|Dr. Steven Holbrook with some of his insturments for geophysics.|
Dr. Holbrook is a geophysicist at UW who uses seismic waves to see inside the earth. “My specialty is making images of the physical properties inside the earth,” Dr. Holbrook says. For the past twenty years, Dr. Holbrook has focused on marine seismology. In the ocean, sound waves are sent out and the way they bounce off the surface is recorded then turned into an image. These images look a lot like a road cut with layers stacked on top of each other.
“This EPSCoR project is a departure for me because mostly I’ve done marine seismology, but I am excited about this project,” Dr. Holbrook says. “I think that there is a lot of good science to be done that needs geophysics. The whole purpose of our project is to use geophysical imaging, not just seismometers, but electrical imaging, and magnetic and radar techniques to make images of the shallow subsurface that will help link surface hydrology of rivers to ground water hydrology.”
The $20million EPSCoR grant the University of Wyoming received in July was exactly the opportunity Dr. Holbrook was looking for to reinvent his research interests. The grant is focused on understanding near-surface and subsurface geology in Wyoming in order to determine the path water takes from the moment it lands on the ground until it ends up in streams, reservoirs and lakes.
“I like taking undergraduate students out on cruises but I only have a cruise every three years, it’s really expensive and I could only take three or four students out,” Dr. Holbrook says. “I wasn’t reaching a lot of students that way. This way, with near surface geology and the EPSCoR grant, it’s so easy. Now we have equipment, we have all these study areas right next door and Wyoming has important scientific issues concerning water that matter to people.”
Understanding how and where water ends up has important ramifications for water use in Wyoming and the surrounding states for which Wyoming is the headwater region. The water system is complex, however, and creating a clear picture of the system requires the collaboration of multiple scientific fields.

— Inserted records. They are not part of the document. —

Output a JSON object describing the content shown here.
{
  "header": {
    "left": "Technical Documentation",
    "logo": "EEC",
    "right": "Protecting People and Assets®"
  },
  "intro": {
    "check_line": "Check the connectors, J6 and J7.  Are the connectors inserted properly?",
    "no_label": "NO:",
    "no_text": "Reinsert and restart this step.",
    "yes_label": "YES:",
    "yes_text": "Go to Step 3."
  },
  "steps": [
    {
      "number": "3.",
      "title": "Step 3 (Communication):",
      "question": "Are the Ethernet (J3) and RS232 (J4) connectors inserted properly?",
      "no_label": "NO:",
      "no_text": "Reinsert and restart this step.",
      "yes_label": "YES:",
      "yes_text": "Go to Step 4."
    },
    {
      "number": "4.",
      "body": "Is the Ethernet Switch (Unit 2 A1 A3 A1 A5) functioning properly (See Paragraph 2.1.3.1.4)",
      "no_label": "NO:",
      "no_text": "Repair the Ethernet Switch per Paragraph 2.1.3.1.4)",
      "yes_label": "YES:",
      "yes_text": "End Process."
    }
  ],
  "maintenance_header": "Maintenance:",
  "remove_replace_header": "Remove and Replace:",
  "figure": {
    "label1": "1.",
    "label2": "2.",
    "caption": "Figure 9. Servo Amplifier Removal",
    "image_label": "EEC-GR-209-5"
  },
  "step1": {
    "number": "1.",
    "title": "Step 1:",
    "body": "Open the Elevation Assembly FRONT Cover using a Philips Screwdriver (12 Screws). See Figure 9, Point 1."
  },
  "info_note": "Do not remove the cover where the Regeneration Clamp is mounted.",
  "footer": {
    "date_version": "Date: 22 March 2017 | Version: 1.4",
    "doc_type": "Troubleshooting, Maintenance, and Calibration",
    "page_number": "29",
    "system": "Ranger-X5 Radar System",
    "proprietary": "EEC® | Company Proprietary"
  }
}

"The project is fun because it’s interdisciplinary,” Dr. Holbrook says. “I’m working with people that I had never met before we started this project and they’re all from different disciplines. Now we’re working together closely and I have to stretch myself. I have to think about ecology, plant physiology, evapotranspiration and things that I have very little idea about, but I’m learning and that’s fun!”
The collaborative aspect of the project is essential, because the research conducted by Dr. Holbrook and the scientists on the grant will complete a more complete picture of each research site.
“One of the most fascinating parts of the project so far is trying to decide on our focus sites,” Dr. Holbrook says. “We’re taking field trips as a team to determine each site. We have people from three different colleges and six different departments out in the field together. When we get to a site, we all get out and take turns describing what we see. Everybody sees something different.”
Dr. Holbrook, for instance, notices the geology, the outcrops of rock and what that might mean for the subsurface. Once the scientists decide on the site, Dr. Holbrook will use geophysical techniques to study the near-surface, or upper 100-200 meters beneath the ground.
“That’s deeper than you could dig a ditch, which is why you need geophysics,” Dr. Holbrook says. “The only way to figure out what is going on at those depths is to drill a hole, which is expensive and only tells you about what’s happening right at that one diameter, or you can use geophysics which gives you a larger picture of the area. Ideally, you do both.”
The collaborative nature of the project and the focus on geophysics will provide great opportunities for students at UW, especially because all of the equipment for the project is portable. The mobility of the equipment ensures that it can be used across the state at various research sites and that it is accessible to many people.
“It’s good for the students,” Dr. Holbrook says. “The equipment for the project will be heavily used for both education and research. We’re going to use this equipment to get undergraduate students exposed to geophysics earlier and we’re going to develop a new summer field course that brings together hydrology, geophysics and ecology.”
Not only will the WyCEHG equipment be used by students in the classroom, it will also be used by students working on the grant. Over the five year duration of the grant, between twenty and thirty graduate students will be supported along with twelve post-doctoral students and seventy to eighty undergraduates. The projects that students will work on are still being decided. Student involvement on the project is key to the grant. It will expose students to the collaborative, interdisciplinary aspect of science, and to the varied fields that are concerned with water and the environment.
“That’s a connection we’d really like to make,” Dr. Holbrook says.
Time flies when you’re having fun, and it has flown. The proposal for WyCEHG was sent to the National Science Foundation (NSF) less than a year ago. Seven months later, UW had $20 million to work with. At times for Dr. Holbrook, it’s hard to believe that all of this is real.
"I’m really still in the pinching-myself phase. I can’t believe it’s only been fifteen months since I started on the proposal and here we have a project really getting started,” Dr. Holbrook says. “It really feels like something that’s going to matter. We’re going to set something up that’s going to last.”
By Kali S. McCrackin
Photo courtesy of the University of Wyoming